» Material shown

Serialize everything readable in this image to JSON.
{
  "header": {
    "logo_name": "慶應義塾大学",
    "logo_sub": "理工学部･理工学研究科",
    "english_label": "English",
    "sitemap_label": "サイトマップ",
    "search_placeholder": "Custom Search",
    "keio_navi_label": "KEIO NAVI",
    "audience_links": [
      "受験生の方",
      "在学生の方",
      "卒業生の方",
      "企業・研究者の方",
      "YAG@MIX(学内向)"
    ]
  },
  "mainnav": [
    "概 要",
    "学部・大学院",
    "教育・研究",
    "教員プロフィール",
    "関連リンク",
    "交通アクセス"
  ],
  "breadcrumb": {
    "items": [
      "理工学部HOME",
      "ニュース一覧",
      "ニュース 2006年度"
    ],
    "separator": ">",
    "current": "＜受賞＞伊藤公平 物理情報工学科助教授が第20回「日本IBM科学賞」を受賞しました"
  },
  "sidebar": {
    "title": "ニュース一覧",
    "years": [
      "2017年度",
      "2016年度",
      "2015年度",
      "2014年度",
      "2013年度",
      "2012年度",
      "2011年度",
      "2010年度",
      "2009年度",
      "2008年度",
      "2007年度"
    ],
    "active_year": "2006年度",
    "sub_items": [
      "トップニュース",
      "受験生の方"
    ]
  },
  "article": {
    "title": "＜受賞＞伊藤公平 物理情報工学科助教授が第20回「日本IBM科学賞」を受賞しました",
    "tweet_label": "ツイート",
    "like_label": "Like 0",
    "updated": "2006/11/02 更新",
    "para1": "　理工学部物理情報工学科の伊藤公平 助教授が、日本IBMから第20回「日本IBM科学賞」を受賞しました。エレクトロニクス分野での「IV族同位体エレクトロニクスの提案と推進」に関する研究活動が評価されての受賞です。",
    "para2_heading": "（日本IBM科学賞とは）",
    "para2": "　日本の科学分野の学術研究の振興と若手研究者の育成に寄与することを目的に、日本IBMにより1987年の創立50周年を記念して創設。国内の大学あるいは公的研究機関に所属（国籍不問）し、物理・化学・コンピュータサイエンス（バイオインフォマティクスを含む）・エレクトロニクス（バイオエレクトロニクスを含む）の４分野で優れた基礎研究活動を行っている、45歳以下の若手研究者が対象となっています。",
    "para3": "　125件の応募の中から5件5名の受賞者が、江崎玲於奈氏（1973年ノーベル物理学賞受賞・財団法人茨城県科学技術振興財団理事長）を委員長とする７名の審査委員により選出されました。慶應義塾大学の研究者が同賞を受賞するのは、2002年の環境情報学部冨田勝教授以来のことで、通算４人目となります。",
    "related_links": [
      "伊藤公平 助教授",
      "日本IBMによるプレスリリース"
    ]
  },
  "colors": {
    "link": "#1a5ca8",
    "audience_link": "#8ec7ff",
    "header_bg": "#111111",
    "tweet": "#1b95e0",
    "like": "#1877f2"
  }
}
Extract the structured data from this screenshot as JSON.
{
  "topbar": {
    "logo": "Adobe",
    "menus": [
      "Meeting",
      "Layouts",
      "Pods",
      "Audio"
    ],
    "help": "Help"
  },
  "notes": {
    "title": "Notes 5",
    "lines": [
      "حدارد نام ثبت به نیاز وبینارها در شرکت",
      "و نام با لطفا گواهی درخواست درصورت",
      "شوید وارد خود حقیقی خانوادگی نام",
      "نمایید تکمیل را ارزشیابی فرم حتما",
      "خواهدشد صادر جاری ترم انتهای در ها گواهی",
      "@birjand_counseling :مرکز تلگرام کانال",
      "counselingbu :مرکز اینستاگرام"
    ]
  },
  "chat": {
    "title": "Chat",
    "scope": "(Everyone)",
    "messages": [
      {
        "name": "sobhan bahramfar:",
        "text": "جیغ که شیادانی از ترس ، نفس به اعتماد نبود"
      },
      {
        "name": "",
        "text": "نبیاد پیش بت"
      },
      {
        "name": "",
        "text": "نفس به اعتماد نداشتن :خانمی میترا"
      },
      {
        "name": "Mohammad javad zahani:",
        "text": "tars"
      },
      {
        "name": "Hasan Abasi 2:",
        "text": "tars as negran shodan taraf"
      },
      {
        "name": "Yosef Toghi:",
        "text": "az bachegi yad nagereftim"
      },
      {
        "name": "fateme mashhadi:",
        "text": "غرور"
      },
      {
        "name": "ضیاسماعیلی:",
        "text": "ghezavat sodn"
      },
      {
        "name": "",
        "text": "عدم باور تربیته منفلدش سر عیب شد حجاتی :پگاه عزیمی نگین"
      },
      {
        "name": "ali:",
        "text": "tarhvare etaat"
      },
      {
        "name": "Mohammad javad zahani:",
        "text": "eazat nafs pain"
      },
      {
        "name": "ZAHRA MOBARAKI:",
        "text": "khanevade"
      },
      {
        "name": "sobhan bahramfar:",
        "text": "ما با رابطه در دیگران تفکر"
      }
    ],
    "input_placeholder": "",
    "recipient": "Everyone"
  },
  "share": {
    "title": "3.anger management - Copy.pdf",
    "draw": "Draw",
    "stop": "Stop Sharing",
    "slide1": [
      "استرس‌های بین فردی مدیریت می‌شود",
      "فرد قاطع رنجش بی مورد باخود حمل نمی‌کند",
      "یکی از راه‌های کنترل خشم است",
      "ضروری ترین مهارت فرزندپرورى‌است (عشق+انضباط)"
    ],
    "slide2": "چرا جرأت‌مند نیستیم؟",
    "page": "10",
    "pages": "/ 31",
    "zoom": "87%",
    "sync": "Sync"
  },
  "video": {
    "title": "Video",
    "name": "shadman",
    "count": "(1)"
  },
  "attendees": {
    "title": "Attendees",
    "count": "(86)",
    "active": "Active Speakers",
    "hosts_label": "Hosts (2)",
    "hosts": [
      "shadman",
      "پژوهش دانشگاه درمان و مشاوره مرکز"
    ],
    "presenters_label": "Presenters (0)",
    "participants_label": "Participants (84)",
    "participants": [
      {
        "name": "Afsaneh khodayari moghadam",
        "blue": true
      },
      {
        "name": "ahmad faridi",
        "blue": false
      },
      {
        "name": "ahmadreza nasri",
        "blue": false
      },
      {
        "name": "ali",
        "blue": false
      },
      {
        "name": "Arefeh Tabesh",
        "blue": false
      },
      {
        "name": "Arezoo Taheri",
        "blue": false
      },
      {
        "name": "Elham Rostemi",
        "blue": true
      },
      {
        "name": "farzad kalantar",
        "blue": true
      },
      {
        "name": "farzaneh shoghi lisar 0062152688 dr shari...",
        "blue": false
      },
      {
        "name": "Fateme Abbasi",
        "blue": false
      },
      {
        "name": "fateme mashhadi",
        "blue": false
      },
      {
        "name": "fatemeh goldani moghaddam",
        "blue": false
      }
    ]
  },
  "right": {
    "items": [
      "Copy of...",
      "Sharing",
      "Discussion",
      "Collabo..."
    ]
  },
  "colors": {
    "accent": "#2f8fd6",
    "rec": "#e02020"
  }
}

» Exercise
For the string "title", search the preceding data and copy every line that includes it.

» Expected output
    "title": "ニュース一覧",
    "title": "＜受賞＞伊藤公平 物理情報工学科助教授が第20回「日本IBM科学賞」を受賞しました",
    "title": "Notes 5",
    "title": "Chat",
    "title": "3.anger management - Copy.pdf",
    "title": "Video",
    "title": "Attendees",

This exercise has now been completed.